The 30-second spot seeks to paint a rosy picture of the Trump administration’s response to the pandemic and features a clip of Fauci saying, “I can’t imagine that anybody could be doing more.”

Tapper suggested that the campaign may be working on another ad, similarly using Fauci's words without his permission.

ADVERTISEMENT

"You know, that would be terrible,” Fauci said. “That would be outrageous if they do that. In fact, that might actually come back to backfire on them.”

Read more here.

WHO chief calls herd immunity approach to COVID-19 'simply unethical' 

The head of the World Health Organization (WHO) called the herd immunity approach that some officials are taking for the COVID-19 pandemic “simply unethical” on Monday.

WHO Director-General Tedros Adhanom Ghebreyesus said during a briefing that health officials usually attempt to obtain herd immunity from a disease through vaccinating the public, such as with measles.

“Herd immunity is achieved by protecting people from a virus, not by exposing them to it,” he said, the Associated Press reported

Overall, officials think less than 10 percent of the global population has any form of immunity to COVID-19, leaving most of the world still at risk.

ADVERTISEMENT

Tedros also noted that WHO has recorded cases in which people are reinfected, which counters some immunity theories. 

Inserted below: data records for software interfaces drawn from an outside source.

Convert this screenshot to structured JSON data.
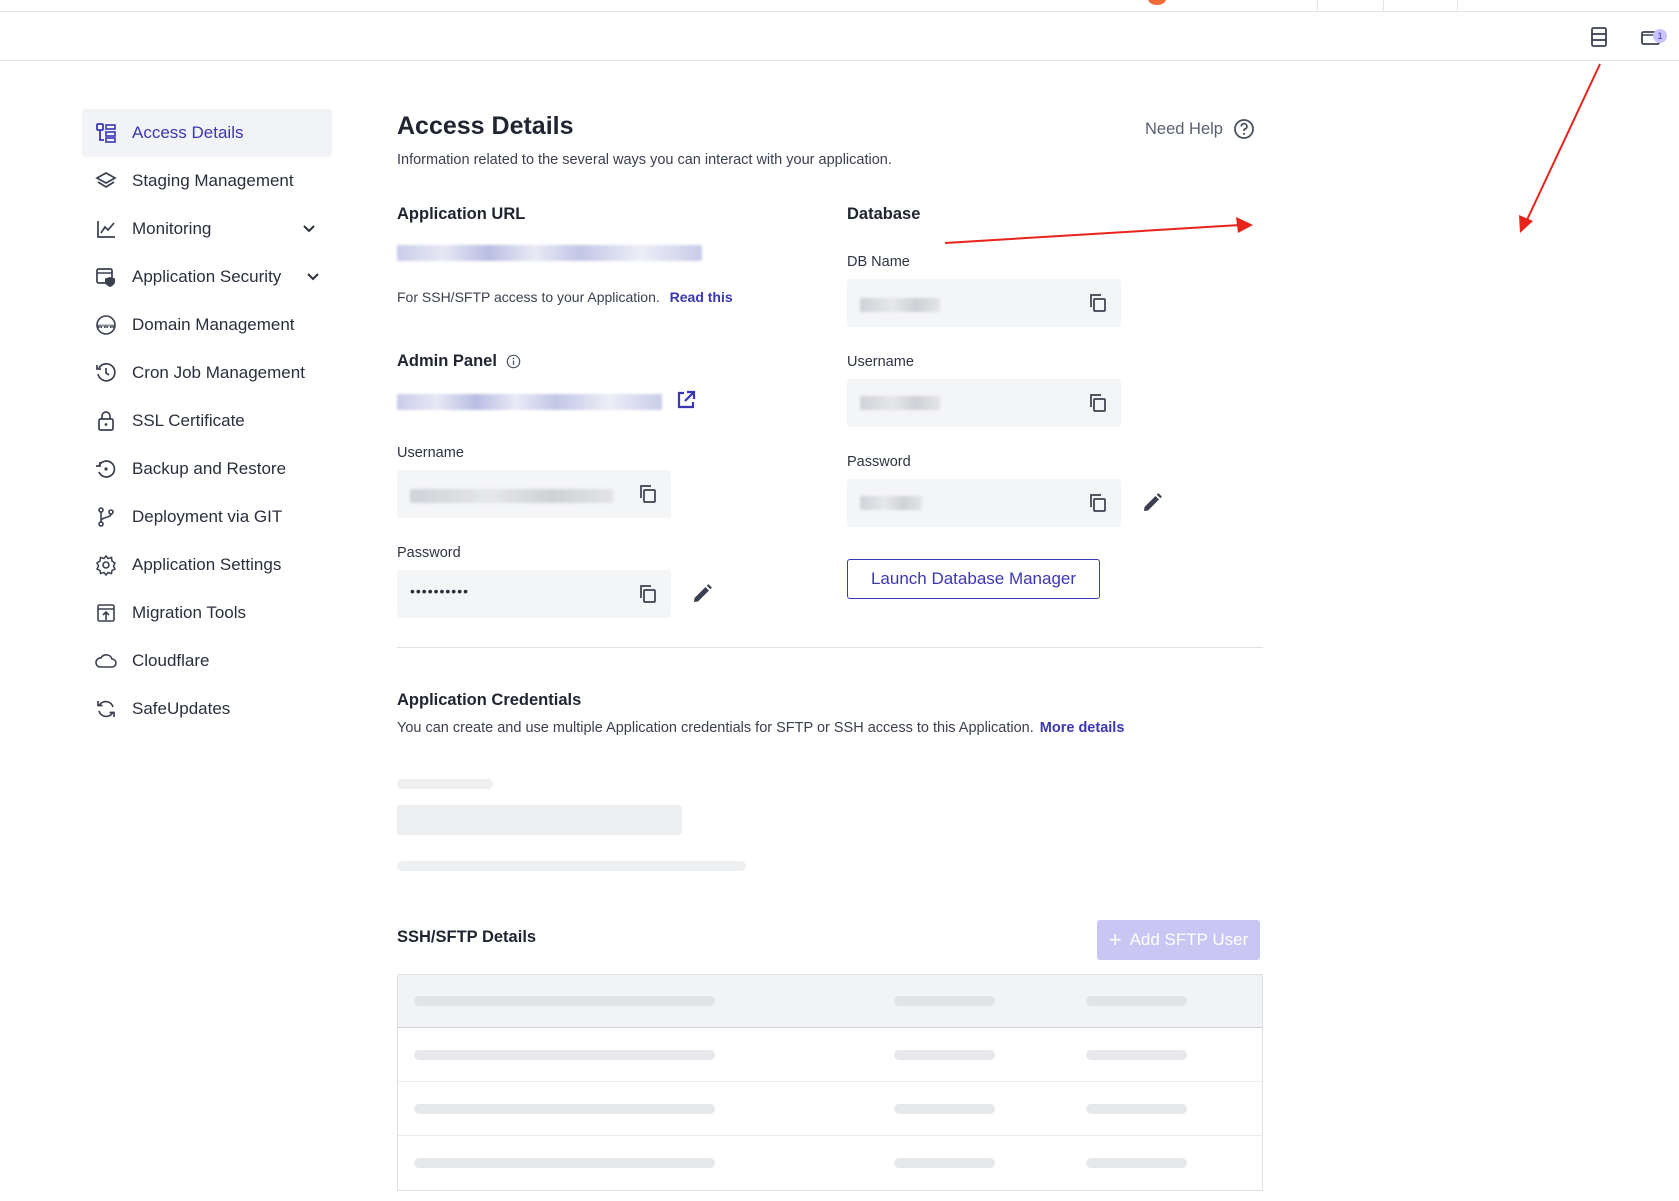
{
  "sidebar": {
    "items": [
      {
        "label": "Access Details",
        "icon": "list-details-icon",
        "active": true
      },
      {
        "label": "Staging Management",
        "icon": "layers-icon"
      },
      {
        "label": "Monitoring",
        "icon": "chart-line-icon",
        "expandable": true
      },
      {
        "label": "Application Security",
        "icon": "shield-window-icon",
        "expandable": true
      },
      {
        "label": "Domain Management",
        "icon": "www-globe-icon"
      },
      {
        "label": "Cron Job Management",
        "icon": "history-clock-icon"
      },
      {
        "label": "SSL Certificate",
        "icon": "lock-icon"
      },
      {
        "label": "Backup and Restore",
        "icon": "backup-restore-icon"
      },
      {
        "label": "Deployment via GIT",
        "icon": "git-branch-icon"
      },
      {
        "label": "Application Settings",
        "icon": "gear-icon"
      },
      {
        "label": "Migration Tools",
        "icon": "migration-upload-icon"
      },
      {
        "label": "Cloudflare",
        "icon": "cloud-icon"
      },
      {
        "label": "SafeUpdates",
        "icon": "refresh-icon"
      }
    ]
  },
  "header": {
    "title": "Access Details",
    "subtitle": "Information related to the several ways you can interact with your application.",
    "help_label": "Need Help",
    "notification_count": "1"
  },
  "app_url": {
    "title": "Application URL",
    "ssh_note": "For SSH/SFTP access to your Application.",
    "read_this": "Read this"
  },
  "admin_panel": {
    "title": "Admin Panel",
    "username_label": "Username",
    "password_label": "Password",
    "password_value": "••••••••••"
  },
  "database": {
    "title": "Database",
    "db_name_label": "DB Name",
    "username_label": "Username",
    "password_label": "Password",
    "launch_button": "Launch Database Manager"
  },
  "credentials": {
    "title": "Application Credentials",
    "description": "You can create and use multiple Application credentials for SFTP or SSH access to this Application.",
    "more_details": "More details"
  },
  "ssh_sftp": {
    "title": "SSH/SFTP Details",
    "add_button": "Add SFTP User"
  },
  "colors": {
    "accent": "#3a37b5",
    "annotation_arrow": "#e8231a"
  }
}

“Never in the history of public health has herd immunity been used as a strategy for responding to an outbreak,” Tedros said.

Read more here

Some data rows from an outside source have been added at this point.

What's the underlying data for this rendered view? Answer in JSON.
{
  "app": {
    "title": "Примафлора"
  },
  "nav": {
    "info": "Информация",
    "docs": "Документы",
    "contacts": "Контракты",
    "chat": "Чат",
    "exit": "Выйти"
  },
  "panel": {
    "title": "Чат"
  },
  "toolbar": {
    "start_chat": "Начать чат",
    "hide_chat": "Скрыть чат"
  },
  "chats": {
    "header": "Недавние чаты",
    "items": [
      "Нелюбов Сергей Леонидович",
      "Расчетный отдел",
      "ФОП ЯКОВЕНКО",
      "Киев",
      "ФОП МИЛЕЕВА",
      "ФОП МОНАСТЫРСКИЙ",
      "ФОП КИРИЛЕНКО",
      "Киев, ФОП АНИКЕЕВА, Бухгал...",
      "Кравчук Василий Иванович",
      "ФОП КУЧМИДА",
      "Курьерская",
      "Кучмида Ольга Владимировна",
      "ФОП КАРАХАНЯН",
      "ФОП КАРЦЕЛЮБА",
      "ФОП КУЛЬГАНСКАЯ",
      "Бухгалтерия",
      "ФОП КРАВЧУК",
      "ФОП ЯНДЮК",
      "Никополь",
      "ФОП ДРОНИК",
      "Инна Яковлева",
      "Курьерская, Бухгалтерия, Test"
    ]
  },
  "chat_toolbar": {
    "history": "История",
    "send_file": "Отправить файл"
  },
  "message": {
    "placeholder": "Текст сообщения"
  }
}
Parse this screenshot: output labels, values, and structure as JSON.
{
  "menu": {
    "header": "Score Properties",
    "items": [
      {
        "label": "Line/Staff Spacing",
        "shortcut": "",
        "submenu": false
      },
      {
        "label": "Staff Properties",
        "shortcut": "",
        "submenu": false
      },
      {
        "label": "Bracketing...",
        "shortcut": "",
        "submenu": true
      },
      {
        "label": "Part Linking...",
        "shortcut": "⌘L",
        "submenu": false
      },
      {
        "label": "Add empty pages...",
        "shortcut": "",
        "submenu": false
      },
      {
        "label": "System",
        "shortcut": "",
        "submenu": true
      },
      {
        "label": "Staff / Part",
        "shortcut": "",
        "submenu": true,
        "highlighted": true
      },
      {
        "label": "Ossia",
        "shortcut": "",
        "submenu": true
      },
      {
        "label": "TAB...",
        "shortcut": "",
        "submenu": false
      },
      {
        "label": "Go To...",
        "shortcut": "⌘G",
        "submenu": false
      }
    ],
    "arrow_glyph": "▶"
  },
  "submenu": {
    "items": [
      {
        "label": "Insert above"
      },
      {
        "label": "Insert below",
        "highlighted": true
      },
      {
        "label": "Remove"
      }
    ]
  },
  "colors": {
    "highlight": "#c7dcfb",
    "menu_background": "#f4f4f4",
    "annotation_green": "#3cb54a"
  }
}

Trump faces unusual barrier to COVID-19 aid: GOP allies

President Trump's last-ditch effort to secure another enormous package of emergency coronavirus relief is being threatened by an unusual group: his GOP allies in Congress.

For almost four years, Republican leaders have rallied behind the president on issues as varied as health care, immigration, trade and defense, even when his positions bucked long-held conservative doctrines.

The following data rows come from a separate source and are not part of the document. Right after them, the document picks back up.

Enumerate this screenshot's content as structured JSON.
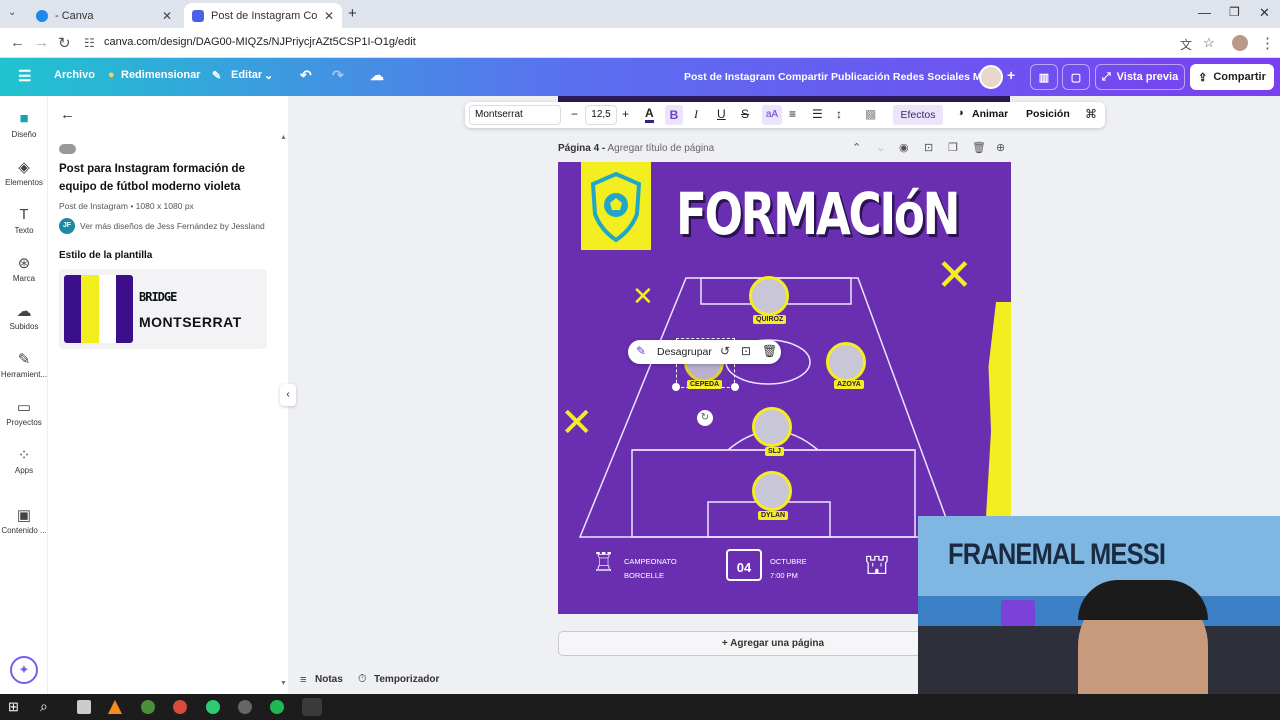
{
  "browser": {
    "tabs": [
      {
        "label": "- Canva"
      },
      {
        "label": "Post de Instagram Compartir P..."
      }
    ],
    "url": "canva.com/design/DAG00-MIQZs/NJPriycjrAZt5CSP1I-O1g/edit"
  },
  "topbar": {
    "archivo": "Archivo",
    "redimensionar": "Redimensionar",
    "editar": "Editar",
    "title": "Post de Instagram Compartir Publicación Redes Sociales M...",
    "vista_previa": "Vista previa",
    "compartir": "Compartir"
  },
  "rail": [
    {
      "label": "Diseño",
      "icon": "design-icon"
    },
    {
      "label": "Elementos",
      "icon": "elements-icon"
    },
    {
      "label": "Texto",
      "icon": "text-icon"
    },
    {
      "label": "Marca",
      "icon": "brand-icon"
    },
    {
      "label": "Subidos",
      "icon": "upload-icon"
    },
    {
      "label": "Herramient...",
      "icon": "tools-icon"
    },
    {
      "label": "Proyectos",
      "icon": "folder-icon"
    },
    {
      "label": "Apps",
      "icon": "apps-icon"
    },
    {
      "label": "Contenido ...",
      "icon": "content-icon"
    }
  ],
  "panel": {
    "template_title": "Post para Instagram formación de equipo de fútbol moderno violeta",
    "meta": "Post de Instagram • 1080 x 1080 px",
    "author_initials": "JF",
    "author_link": "Ver más diseños de Jess Fernández by Jessland",
    "style_heading": "Estilo de la plantilla",
    "font1": "BRIDGE",
    "font2": "MONTSERRAT",
    "palette": [
      "#3c0f8a",
      "#f2ee1f",
      "#ffffff",
      "#3c0f8a"
    ]
  },
  "toolbar": {
    "font": "Montserrat",
    "size": "12,5",
    "efectos": "Efectos",
    "animar": "Animar",
    "posicion": "Posición"
  },
  "page": {
    "label": "Página 4 -",
    "title_placeholder": "Agregar título de página",
    "add_page": "+ Agregar una página"
  },
  "design": {
    "heading": "FORMACIóN",
    "players": [
      {
        "name": "QUIROZ"
      },
      {
        "name": "CEPEDA"
      },
      {
        "name": "AZOYA"
      },
      {
        "name": "SLJ"
      },
      {
        "name": "DYLAN"
      }
    ],
    "context_menu": "Desagrupar",
    "info": {
      "campeonato": "CAMPEONATO",
      "borcelle": "BORCELLE",
      "octubre": "OCTUBRE",
      "hora": "7:00 PM",
      "day": "04"
    }
  },
  "bottom": {
    "notas": "Notas",
    "temporizador": "Temporizador"
  },
  "webcam": {
    "banner": "FRANEMAL MESSI"
  }
}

Yet just weeks before the Nov. 3 election, as the embattled president is exhorting Congress to move a major package of COVID-19 aid, those same lawmakers have emerged as the single greatest barrier standing in his way.

ADVERTISEMENT

Senate Majority Leader Mitch McConnellAddison (Mitch) Mitchell McConnellTrump looms over Senate's anti-Asian hate crimes battle Appointing a credible, non-partisan Jan. 6 commission should not be difficult Why President Biden is all-in in infrastructure MORE (R-Ky.) has repeatedly thrown cold water on the idea of spending trillions more dollars to fight the pandemic, citing the opposition of roughly 20 Republicans in the upper chamber who warn of the long-term effects on the federal debt.

On a conference call Saturday, Senate Republicans relayed those concerns to party leaders and top Trump officials, trumpeting their objections to a $1.8 trillion package proposed by the White House a day earlier and ensuring that the only path to passage is on the shoulders of Democratic votes — a strategy McConnell has rejected virtually out of hand.

Read more here

What we’re reading 

‘I feel like I have dementia’: Brain fog plagues COVID survivors (New York Times)

Bill Gates: Don't call Trump’s coronavirus antibodies treatment a ‘cure’ (NBC News)

31 states have growing rates of new COVID-19 cases, and 'we know what's coming next' (CNN

State by state

D.C. reports increased demand for coronavirus tests amid White House outbreak (Washington Post)

‘Make or break moment’: Denver Mayor Michael Hancock talks about spike in coronavirus cases (CBS 4

Coronavirus spike threatens Elkhart County, Ind., hospitals as they near capacity (WSBT)

The Hill op-eds

Your health insurance might be on the chopping block

Protecting educators and health care workers through strategic state stockpiles